8 hours Air Franc flight from Paris took us to the capital of the Democratic Republic of Congo. The airport was surprisingly clean and organized at our arrival. Our local contact at the airport, Dede, took care of everything. Glen (Melains boss) knew him from a previous visit. Seemingly that is how things get done in a country whose government seems inefficient and chaotic, and most of the wealth is looted by a few elites (national and international) who are sharing only with family member and good friends. Paying the rest of the civil servant seems difficult to impossible. Dede however was on top of things like nobody else and all of our bags (Melaine and mine) arrived that evening (there was also a long list of passengers whose luggage was left behind.
Unsurprisingly the taxi that was hired to pick us up was also a familiar face for Glen. However very surprisingly were the extremely good road conditions. The Chinese just finished a four lane highway straight into the city. Parts of the main road that leads through the center of town are 8 lines. Not very pedestrian friendly, but really nice when you just arrive and want to get to your hotel.
Staying in the fancy part of town (Gome) we had electricity, running water (even warm water!) and a AC unit (very handy at 30 degrees Celsius every day all year around – no 4 seasons at the equator : ) I was glad to arrive with the team, even if I was not really part of it. Arriving in a new country is always nerve-racking for me – every time. This was much easier as others have arranged places to stay… and a place to have food. Don’t be missed by the plastic chairs, the food is high class (even though the prices are not far behind either, with was a big surprise. Fufu (Cornpast), rice, plantains(cooked or fried bananas), fish, turtle (with its feet still showing!- Melaine’s choice of course), goat, manjok and spinach plants. We all had a local beer – Primus. Average meal price this evening $20 per person.
No stop lights (or any other traffic regulation, besides a handful of guy in the middle of 8 lane intersections) and in general electricity supply is a problem – but you can see the stars much better, even in the capital that houses en estimated 10 million people. Of course it has an enormous amount of poverty and many do not know if they can have more than a black tea for breakfast tomorrow, but juxtapose to this army of the poor is a (filthy) rich elite, sporting their Jaguars (cars) and alligator shoes. The DR Congo is rich; very rich. Only that the wealth seems stuck with a few….
The next day the guys had to take care of business: bank and lawyer visits, and I was able to come along and see more of the city:
Kinshasa was once touted as Kin la Belle (beautiful Kinshasa), locals have long since redubbed their chaotic capital ‘Kin la Poubelle’(Kinshasa the trashcan). Sprawling seemingly forever from the banks of the Congo River, ‘Kin’ has the same maniacal drivers, dismaying poverty, mounds of trash, belching black tailpipes and persistent street hawkers that you’ve seen in many other African cities, but here it’s all bigger, faster and louder than you’ve probably experienced before.
The stores have everything your heart desires, pasta, juice, deodorant, electronics… but more expensive than in the west (a pack of noodles was $6). 90% of the food is imported, probably 100% of consumer goods.
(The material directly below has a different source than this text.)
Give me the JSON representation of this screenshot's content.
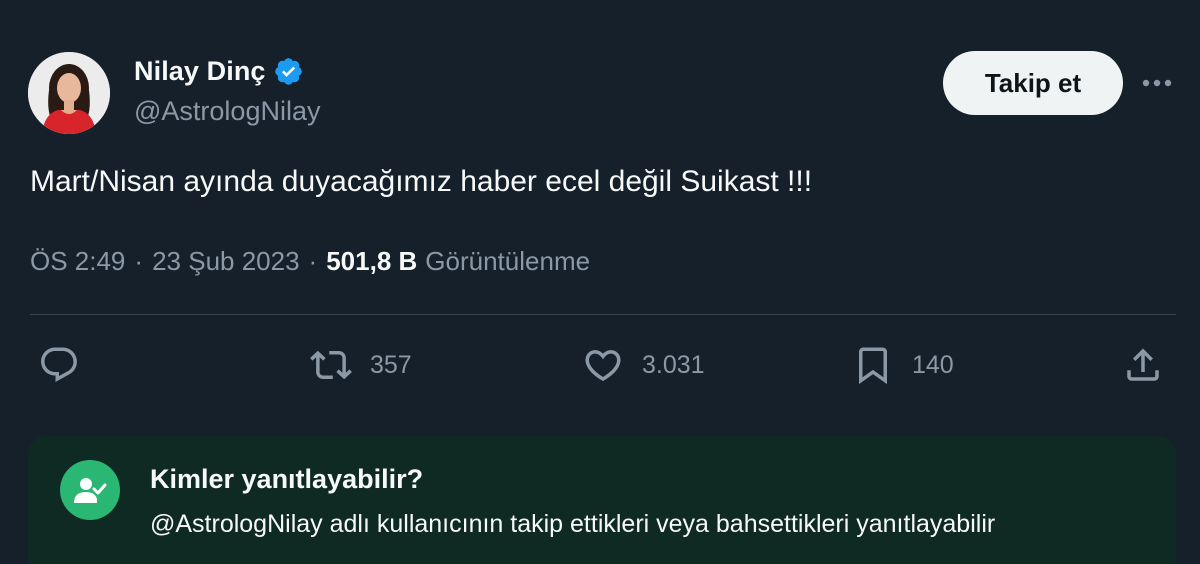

Manufacturing things themselves is not possible yet in this country overflowing with resources. Hopefully that will change …. Soon.
Only one day and two night before we headed what is supposed to be our new home: Mbandaka.